The model needs to show strong momentum in order for a startup to raise funding. Below are a few great resources that provide guidance on metrics to track — most investors look for strong monthly and annual revenue growth as well as high margins but specific targets vary by industry.
- For companies that are post-launch, strong revenue growth is critical to a successful round. Triple, triple, double YoY growth is targeted for most SaaS businesses and MoM growth of 20%+ is usually considered strong across industries.
- A16z provides an overview of 16 startup metrics to track for all companies as well as specific metrics for SaaS businesses to track and marketplace metrics.
- For consumer products businesses, investors look for signs of traction — depending on the company and its timeline, traction may be demonstrated by actual revenue or by other signs of demand for the product including a waitlist or a strong community. By the Series A, companies should target $500K+ in MRR. This post by the team at Ro provides context on other metrics that are important to track for consumer products startups.
- LTV/CAC targets are typically 3x+ but it may be too early for this metric to be meaningful at the pre-seed / seed stage.
5. Runway Until Next Round and Ability to use Capital Efficiently
Investors usually expect the fundraise to provide at least 12 months of runway without revenue, preferably 18 months. Running out of cash is one of the top reasons startups fail so investors want the model to reflect that founders will prioritize cash management. Investors may use the model to run downside scenarios, and will want to see that a company has sufficient runway even if it misses targets.
6. Founder Understands How the Team will Scale and Critical Hires
A strong team is critical to our investment thesis — we discuss plans to expand the team with founders as part of the diligence process. The model helps us to understand other non-immediate hires and how the team will scale over time. Revenue expectations, the size of the fundraise and other cash items inform how much founders spend on their team but team salaries are often the largest expense category in the early years. For founders that have questions on appropriate compensation levels for new hires, we use a tool called Option Impact to help benchmark salaries and equity compensation by filters including stage, role, industry and geography.
7. Ability to Raise Series A and Additional Funding Rounds

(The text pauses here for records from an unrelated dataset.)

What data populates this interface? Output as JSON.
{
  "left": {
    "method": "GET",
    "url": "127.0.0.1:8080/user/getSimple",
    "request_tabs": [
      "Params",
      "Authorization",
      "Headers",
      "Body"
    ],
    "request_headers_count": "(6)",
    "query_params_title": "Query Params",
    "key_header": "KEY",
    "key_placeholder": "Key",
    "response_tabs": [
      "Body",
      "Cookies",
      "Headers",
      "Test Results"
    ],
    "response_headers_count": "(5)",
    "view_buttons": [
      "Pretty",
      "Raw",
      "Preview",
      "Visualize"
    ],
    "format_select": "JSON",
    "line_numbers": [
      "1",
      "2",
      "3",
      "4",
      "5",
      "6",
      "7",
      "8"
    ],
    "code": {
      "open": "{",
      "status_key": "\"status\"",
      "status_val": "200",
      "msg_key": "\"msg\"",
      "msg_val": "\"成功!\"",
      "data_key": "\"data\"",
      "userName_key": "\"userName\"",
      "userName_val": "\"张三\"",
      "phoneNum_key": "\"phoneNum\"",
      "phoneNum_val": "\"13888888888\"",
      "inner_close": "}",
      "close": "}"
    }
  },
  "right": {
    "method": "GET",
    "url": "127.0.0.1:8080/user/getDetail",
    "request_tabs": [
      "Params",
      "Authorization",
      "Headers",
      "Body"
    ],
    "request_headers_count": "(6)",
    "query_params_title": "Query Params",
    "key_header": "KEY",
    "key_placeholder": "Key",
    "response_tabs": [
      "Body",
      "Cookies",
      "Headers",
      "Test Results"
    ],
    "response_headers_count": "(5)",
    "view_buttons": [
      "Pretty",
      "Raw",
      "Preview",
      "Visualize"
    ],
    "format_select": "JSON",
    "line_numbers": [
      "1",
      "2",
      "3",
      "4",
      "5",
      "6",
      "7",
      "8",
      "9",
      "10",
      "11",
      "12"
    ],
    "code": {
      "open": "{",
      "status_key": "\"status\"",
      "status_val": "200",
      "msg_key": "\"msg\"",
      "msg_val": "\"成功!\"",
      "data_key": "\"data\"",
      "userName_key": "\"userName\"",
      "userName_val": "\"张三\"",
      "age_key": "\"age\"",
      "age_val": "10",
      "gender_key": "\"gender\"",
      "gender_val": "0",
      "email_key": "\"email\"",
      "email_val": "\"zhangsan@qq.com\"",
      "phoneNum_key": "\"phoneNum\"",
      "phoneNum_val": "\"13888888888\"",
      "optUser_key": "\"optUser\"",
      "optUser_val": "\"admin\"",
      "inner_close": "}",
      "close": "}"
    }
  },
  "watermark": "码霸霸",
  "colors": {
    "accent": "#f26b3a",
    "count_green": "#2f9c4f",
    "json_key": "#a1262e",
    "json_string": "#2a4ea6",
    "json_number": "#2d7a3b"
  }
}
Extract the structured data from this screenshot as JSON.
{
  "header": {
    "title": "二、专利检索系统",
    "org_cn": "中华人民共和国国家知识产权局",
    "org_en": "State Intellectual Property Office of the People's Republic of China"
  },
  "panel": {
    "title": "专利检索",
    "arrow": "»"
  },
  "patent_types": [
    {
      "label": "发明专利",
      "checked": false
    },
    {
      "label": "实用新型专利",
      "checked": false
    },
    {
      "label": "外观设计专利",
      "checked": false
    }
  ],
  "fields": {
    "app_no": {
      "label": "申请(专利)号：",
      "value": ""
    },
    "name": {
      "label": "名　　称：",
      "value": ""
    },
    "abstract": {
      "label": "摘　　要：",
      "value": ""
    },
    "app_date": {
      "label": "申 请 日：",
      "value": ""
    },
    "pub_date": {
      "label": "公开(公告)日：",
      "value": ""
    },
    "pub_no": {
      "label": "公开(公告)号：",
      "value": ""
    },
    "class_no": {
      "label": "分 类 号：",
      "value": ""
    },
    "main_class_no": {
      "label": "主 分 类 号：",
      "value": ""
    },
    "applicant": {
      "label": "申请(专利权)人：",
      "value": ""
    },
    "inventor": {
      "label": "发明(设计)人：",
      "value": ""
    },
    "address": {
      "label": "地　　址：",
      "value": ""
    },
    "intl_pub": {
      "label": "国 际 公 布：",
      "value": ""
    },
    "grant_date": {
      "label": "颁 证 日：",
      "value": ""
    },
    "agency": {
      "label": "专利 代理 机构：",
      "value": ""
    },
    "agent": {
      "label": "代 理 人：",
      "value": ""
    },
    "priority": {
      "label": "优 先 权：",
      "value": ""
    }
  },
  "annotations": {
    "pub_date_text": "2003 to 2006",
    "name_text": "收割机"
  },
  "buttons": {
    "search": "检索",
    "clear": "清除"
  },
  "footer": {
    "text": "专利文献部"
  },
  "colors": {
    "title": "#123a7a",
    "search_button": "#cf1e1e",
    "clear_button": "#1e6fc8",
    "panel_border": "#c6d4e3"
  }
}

When considering an investment, we want to have conviction that the company can raise their next round successfully. During the diligence process, we consider Series A KPIs in order to stress-test whether the current round of funding is sufficient to achieve the metrics they need to show for their next round. (Check out NFX’s “proof points” to consider for the Series A for a few that are relevant.) During the diligence process, I’m always impressed when a founder has already identified KPIs that are critical for the success of the business and has started tracking them through a dashboard. Having a KPI dashboard shows that an entrepreneur is actively thinking about the key levers for growth. At BBGV, we hold a twelve to eighteen month post-investment program consisting of meetings twice per month to provide high-touch support across hiring, press, marketing, partnerships and other critical areas. As a part of the process, we work with our portfolio companies to determine the three most critical factors or KPIs for the company to raise their next round of funding. We use the model as a tool to inform these metrics.
If you’re a female founder building in health & wellness, climate, or future of work & education and have questions on anything I mentioned (or disagree with any of these points!), I would love to connect. Feel free to reach out on Twitter — @ClaireBiernacks.
Look out for Part II which will go into the specifics of appropriately communicating the model to investors.